Tools we use
We gave up Wordpress after we were hacked four times in three months at the end of 2012 and early 2013. I was in the middle of putting out the Alex the Fey novel, In the Grey, and working on websites. Between Super Steve and I, we worked weeks on end to try to fix the problem.
I don't have weeks at a time to be sucked up.
(Go here for more information about why we quit Wordpress.)
Here's what we use:
After years of self hosting Wordpress sites, I returned to Typepad for this blog and our upcoming projects. Truth be told, I no longer have the bandwidth for plugins, hacking, and other nuances of self hosted blogs. As for cost, I was able to get unlimited blogs for $14.95 a month. At the time we switched, I was paying for hosting, specific proprietary plugins, as well as someone to back up the sites every week. Typepad is a lot less than that.
Typepad is not open source. It has yet to be hacked. In fact...
Plus, the customer support is fantastic.
- Stories by Claudia and Denver Cereal:
We have a unique challenge when it comes to both Denver Cereal and Stories by Claudia. We have a tremendous amount of content which needs to be available for people to read on any device, anywhere in the world. The content must load quickly. We also cannot afford to have the site slow down when more people are on it.
That's a lot to ask of a website.
After looking at a lot of Content Management Systems (CMS), Super Steve chose Statamic, a brand new CMS in 2013. It hasn't been an easy road. But the site is everything we wanted - it's fast, easy to use, and doesn't slow regardless of the traffic or load. You can read both Denver Cereal and Stories by Claudia on any device.

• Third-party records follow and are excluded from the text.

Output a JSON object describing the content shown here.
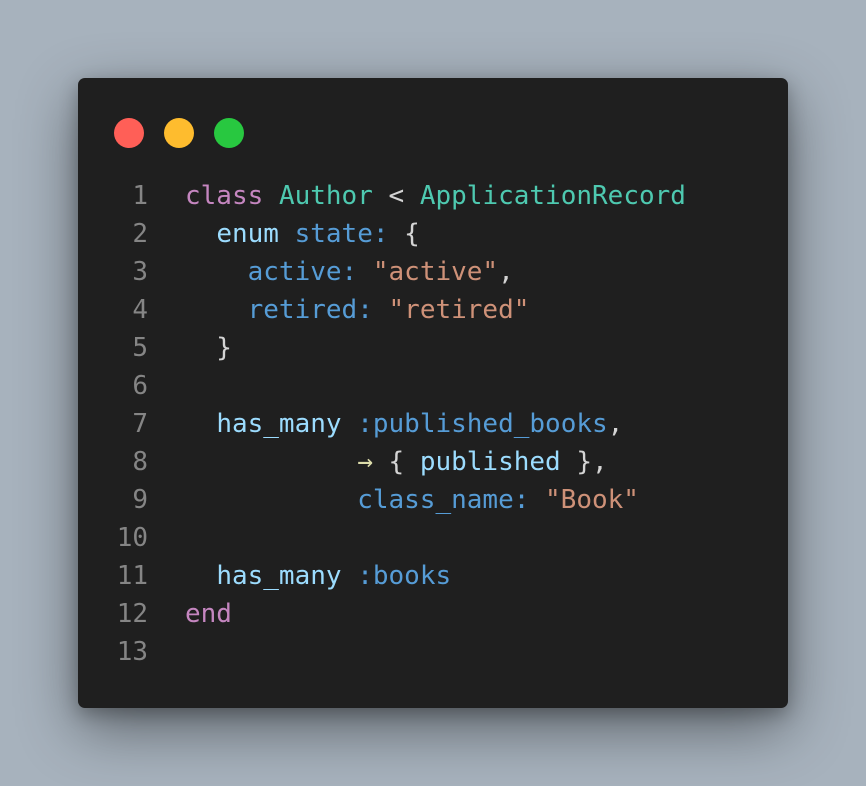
{
  "window": {
    "controls": {
      "close_color": "#ff5f57",
      "minimize_color": "#febc2e",
      "maximize_color": "#28c840"
    }
  },
  "code": {
    "language": "ruby",
    "lines": [
      {
        "number": "1",
        "tokens": [
          {
            "t": "class",
            "c": "kw"
          },
          {
            "t": " ",
            "c": "punc"
          },
          {
            "t": "Author",
            "c": "cls"
          },
          {
            "t": " < ",
            "c": "op"
          },
          {
            "t": "ApplicationRecord",
            "c": "cls"
          }
        ]
      },
      {
        "number": "2",
        "tokens": [
          {
            "t": "  ",
            "c": "punc"
          },
          {
            "t": "enum",
            "c": "fn"
          },
          {
            "t": " ",
            "c": "punc"
          },
          {
            "t": "state:",
            "c": "key"
          },
          {
            "t": " {",
            "c": "punc"
          }
        ]
      },
      {
        "number": "3",
        "tokens": [
          {
            "t": "    ",
            "c": "punc"
          },
          {
            "t": "active:",
            "c": "key"
          },
          {
            "t": " ",
            "c": "punc"
          },
          {
            "t": "\"active\"",
            "c": "str"
          },
          {
            "t": ",",
            "c": "punc"
          }
        ]
      },
      {
        "number": "4",
        "tokens": [
          {
            "t": "    ",
            "c": "punc"
          },
          {
            "t": "retired:",
            "c": "key"
          },
          {
            "t": " ",
            "c": "punc"
          },
          {
            "t": "\"retired\"",
            "c": "str"
          }
        ]
      },
      {
        "number": "5",
        "tokens": [
          {
            "t": "  }",
            "c": "punc"
          }
        ]
      },
      {
        "number": "6",
        "tokens": []
      },
      {
        "number": "7",
        "tokens": [
          {
            "t": "  ",
            "c": "punc"
          },
          {
            "t": "has_many",
            "c": "fn"
          },
          {
            "t": " ",
            "c": "punc"
          },
          {
            "t": ":published_books",
            "c": "key"
          },
          {
            "t": ",",
            "c": "punc"
          }
        ]
      },
      {
        "number": "8",
        "tokens": [
          {
            "t": "           ",
            "c": "punc"
          },
          {
            "t": "→",
            "c": "arrow"
          },
          {
            "t": " { ",
            "c": "punc"
          },
          {
            "t": "published",
            "c": "fn"
          },
          {
            "t": " },",
            "c": "punc"
          }
        ]
      },
      {
        "number": "9",
        "tokens": [
          {
            "t": "           ",
            "c": "punc"
          },
          {
            "t": "class_name:",
            "c": "key"
          },
          {
            "t": " ",
            "c": "punc"
          },
          {
            "t": "\"Book\"",
            "c": "str"
          }
        ]
      },
      {
        "number": "10",
        "tokens": []
      },
      {
        "number": "11",
        "tokens": [
          {
            "t": "  ",
            "c": "punc"
          },
          {
            "t": "has_many",
            "c": "fn"
          },
          {
            "t": " ",
            "c": "punc"
          },
          {
            "t": ":books",
            "c": "key"
          }
        ]
      },
      {
        "number": "12",
        "tokens": [
          {
            "t": "end",
            "c": "kw"
          }
        ]
      },
      {
        "number": "13",
        "tokens": []
      }
    ]
  }
}
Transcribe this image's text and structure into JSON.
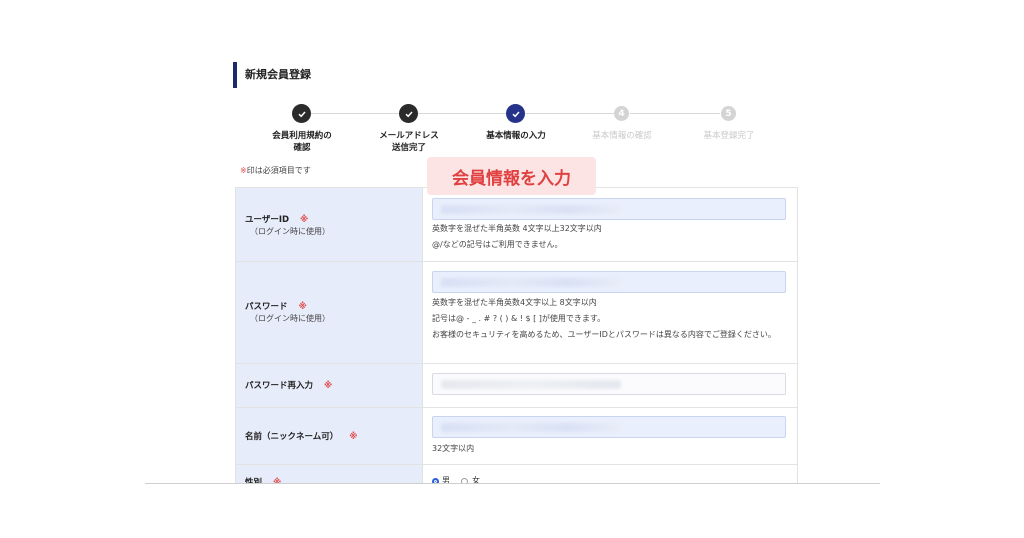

We self-host the Statamic sites so we still have to make sure the sites are secure and safe from hacking. The site uses very little server resources because it posts the pages as static HTML. That keeps our hosting costs very low. (We're still on a Virtual Private Server.)
I'm not sure how ready Statamic is for non-programming folks. The guys who own and run the company are not the most customer friendly lot, so it's doubtful they'd help you get your site going. Posts are written using Markdown, a favorite among geeky web-types. Markdown is not for everyone. That said, there are people who specialize in this program both in design and technology.
Statamic is also missing things that are standard in most CMS. Their search only goes one level down so doesn't work on our content heavy sites. Their membership feature is atrocious. You have to pay extra (per site) for a form generator. They don't have lots of free themes or plugins. Most add-ons are pricey and require programming knowledge to use.
Statamic is a solution that's worked really well for our specific, and complicated requirements.
Update by Super Steve: " I'd agree that the Statamic isn't particularly user-friendly, but I'd say that they are developer friendly, and that anyone wanting to put up a statamic site should probably choose a Statamic developer rather than going it alone. You've got to write the code."
- Static sites:
Claudia Hall Christian, my author site, and Cook Street Publishing, the publishing sites are, for the most part, static. I need to be able to change the content every once and a while. Otherwise, they need to run on their own. Super Steve chose Perch as the backbone of these sites.
Perch is an easy to use CMS. Super Steve was able to convert the Wordpress sites to Perch. There's a growing community of people who use and love Perch. There are many free add-ons and some paid ones. So far, we haven't had to add any paid add-ons.
It's designed for smaller sites, and smaller companies, so it's easier to use. There's also customer support. For people who need it, Perch can work in any language. This is probably why it's popular in Europe.
Super Steve has set it up so I can't say whether it was harder or easier than Statamic. I think they are just different. He set it up so that I can update every page as I need to.
There is a PHP database involved. But, unlike Wordpress, it doesn't seem to impact the server use.
We took our store down in last 2012, early 2013 after it had been hacked for the third time. While we never lost data, we found that we didn't have the control we needed to make the store work as well as we needed.
We tried a number of solutions but found that most store software isn't mobile friendly. In other words, it's difficult to use on mobile phones.
We've tried any number of solutions before we settled on Ganxy. The benefit to Ganxy is that they check every file you load, and then support them.
Why is support is a big deal for eBooks? A lot of people think you just make a file and put it out there. That's true for a lot of content, but not true for fiction. When people purchase a fiction book, they want to be able to read it via their favorite eReader, or over multiple eReaders. The first year of eReaders there were only Kindles. Now there are multiple versions of Kindle hardware and multiple versions of software.
We're publishers. I'm an author. There's no way we can support multiple versions of software and multiple versions of hardware in many countries.
Ganxy reviews our files and supports our customers. That's perfect for us. We can focus on what we're good at and let the rest go.
That's what we do right now. A year from now, we may be doing something else. It's taken about a year and a half to get everything converted.
It's all working. I'll keep you posted.
This month, I will attempt to share thirty thoughts about writing - one a day for thirty days.